  3. Some data may be downloaded to files and altered in format for analytical purposes, however the data should still be referenced using the citation above;
  4. No graphics available from this server can be used, copied or distributed separate from the accompanying text. Any rights not expressly granted herein are reserved by NatureServe. Nothing contained herein shall be construed as conferring by implication, estoppel, or otherwise any license or right under any trademark of NatureServe. No trademark owned by NatureServe may be used in advertising or promotion pertaining to the distribution of documents delivered from this server without specific advance permission from NatureServe.
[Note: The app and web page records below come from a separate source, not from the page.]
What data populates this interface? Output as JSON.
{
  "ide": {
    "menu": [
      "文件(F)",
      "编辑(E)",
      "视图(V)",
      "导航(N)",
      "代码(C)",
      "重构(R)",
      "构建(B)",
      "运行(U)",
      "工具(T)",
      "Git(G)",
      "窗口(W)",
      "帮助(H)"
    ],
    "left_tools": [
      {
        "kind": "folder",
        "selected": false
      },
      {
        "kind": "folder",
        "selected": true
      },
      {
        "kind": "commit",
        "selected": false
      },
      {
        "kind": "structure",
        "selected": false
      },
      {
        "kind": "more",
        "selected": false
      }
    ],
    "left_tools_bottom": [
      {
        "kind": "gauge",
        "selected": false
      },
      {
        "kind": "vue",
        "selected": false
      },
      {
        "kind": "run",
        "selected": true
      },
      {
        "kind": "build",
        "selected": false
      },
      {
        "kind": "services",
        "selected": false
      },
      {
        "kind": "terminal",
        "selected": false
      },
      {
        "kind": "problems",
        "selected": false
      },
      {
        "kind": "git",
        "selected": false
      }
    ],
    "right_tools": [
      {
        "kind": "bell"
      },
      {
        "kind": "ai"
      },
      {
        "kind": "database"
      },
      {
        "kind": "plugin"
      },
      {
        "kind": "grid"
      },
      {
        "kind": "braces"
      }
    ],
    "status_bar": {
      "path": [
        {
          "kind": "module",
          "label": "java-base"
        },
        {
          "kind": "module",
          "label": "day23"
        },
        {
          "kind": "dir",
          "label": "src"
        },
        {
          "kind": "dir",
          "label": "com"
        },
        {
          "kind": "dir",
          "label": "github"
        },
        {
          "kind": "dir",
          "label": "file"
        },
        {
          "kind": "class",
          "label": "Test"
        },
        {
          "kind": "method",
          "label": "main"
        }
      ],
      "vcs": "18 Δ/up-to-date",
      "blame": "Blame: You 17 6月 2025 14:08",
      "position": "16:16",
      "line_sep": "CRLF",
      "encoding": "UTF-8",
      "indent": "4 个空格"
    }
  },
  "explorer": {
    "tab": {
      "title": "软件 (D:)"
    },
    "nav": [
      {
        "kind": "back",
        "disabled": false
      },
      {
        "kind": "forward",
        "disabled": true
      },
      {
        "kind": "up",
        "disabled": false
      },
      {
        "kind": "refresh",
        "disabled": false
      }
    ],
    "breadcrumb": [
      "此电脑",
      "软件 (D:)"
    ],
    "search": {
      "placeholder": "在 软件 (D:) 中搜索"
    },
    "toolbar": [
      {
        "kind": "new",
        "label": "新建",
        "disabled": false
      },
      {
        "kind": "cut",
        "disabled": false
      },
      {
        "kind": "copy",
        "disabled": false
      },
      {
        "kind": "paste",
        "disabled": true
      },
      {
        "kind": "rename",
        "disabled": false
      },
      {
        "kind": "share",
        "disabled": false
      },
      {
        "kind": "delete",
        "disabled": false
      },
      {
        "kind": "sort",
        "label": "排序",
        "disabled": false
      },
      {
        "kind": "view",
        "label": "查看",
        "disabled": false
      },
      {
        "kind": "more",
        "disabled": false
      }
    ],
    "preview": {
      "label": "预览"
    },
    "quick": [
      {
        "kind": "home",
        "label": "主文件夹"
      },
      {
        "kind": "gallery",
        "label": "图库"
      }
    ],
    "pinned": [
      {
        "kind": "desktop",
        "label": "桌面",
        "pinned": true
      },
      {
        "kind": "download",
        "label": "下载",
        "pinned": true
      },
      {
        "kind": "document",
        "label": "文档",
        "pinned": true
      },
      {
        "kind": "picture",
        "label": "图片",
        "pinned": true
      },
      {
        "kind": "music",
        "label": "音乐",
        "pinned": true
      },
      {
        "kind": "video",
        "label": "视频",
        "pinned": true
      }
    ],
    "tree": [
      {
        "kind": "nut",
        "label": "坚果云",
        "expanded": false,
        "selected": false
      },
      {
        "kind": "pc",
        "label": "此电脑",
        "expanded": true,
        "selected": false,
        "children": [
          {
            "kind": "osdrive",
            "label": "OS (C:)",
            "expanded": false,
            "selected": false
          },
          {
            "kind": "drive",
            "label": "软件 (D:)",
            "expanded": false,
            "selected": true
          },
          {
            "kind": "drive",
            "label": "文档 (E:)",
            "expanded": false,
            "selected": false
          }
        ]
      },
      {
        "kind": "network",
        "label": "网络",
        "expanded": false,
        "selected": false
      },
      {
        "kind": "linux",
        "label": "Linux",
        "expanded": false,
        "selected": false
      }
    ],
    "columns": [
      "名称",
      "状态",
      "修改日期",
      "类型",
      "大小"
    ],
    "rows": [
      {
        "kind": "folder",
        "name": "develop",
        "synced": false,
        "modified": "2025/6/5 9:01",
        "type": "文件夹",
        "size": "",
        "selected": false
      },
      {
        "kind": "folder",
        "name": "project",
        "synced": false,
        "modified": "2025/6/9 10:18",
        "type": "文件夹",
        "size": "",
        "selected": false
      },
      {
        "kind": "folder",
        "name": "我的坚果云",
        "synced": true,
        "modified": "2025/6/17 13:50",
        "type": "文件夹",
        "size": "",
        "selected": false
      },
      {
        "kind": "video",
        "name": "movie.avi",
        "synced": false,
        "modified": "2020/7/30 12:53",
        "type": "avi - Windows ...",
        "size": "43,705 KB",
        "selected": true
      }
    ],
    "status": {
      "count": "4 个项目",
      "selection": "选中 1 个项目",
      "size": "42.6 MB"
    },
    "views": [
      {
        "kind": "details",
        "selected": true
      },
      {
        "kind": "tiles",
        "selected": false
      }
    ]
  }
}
Except as expressly provided above, nothing contained herein shall be construed as conferring any license or right under any NatureServe copyright.
Information Warranty Disclaimer: All documents and related graphics provided by this server and any other documents which are referenced by or linked to this server are provided "as is" without warranty as to the currentness, completeness, or accuracy of any specific data. NatureServe hereby disclaims all warranties and conditions with regard to any documents provided by this server or any other documents which are referenced by or linked to this server, including but not limited to all implied warranties and conditions of merchantibility, fitness for a particular purpose, and non-infringement. NatureServe makes no representations about the suitability of the information delivered from this server or any other documents that are referenced to or linked to this server. In no event shall NatureServe be liable for any special, indirect, incidental, consequential damages, or for damages of any kind arising out of or in connection with the use or performance of information contained in any documents provided by this server or in any other documents which are referenced by or linked to this server, under any theory of liability used. NatureServe may update or make changes to the documents provided by this server at any time without notice; however, NatureServe makes no commitment to update the information contained herein. Since the data in the central databases are continually being updated, it is advisable to refresh data retrieved at least once a year after its receipt. The data provided is for planning, assessment, and informational purposes. Site specific projects or activities should be reviewed for potential environmental impacts with appropriate regulatory agencies. If ground-disturbing activities are proposed on a site, the appropriate state natural heritage program(s) or conservation data center can be contacted for a site-specific review of the project area (see Visit Local Programs).

Feedback Request: NatureServe encourages users to let us know of any errors or significant omissions that you find in the data through (see Contact Us). Your comments will be very valuable in improving the overall quality of our databases for the benefit of all users.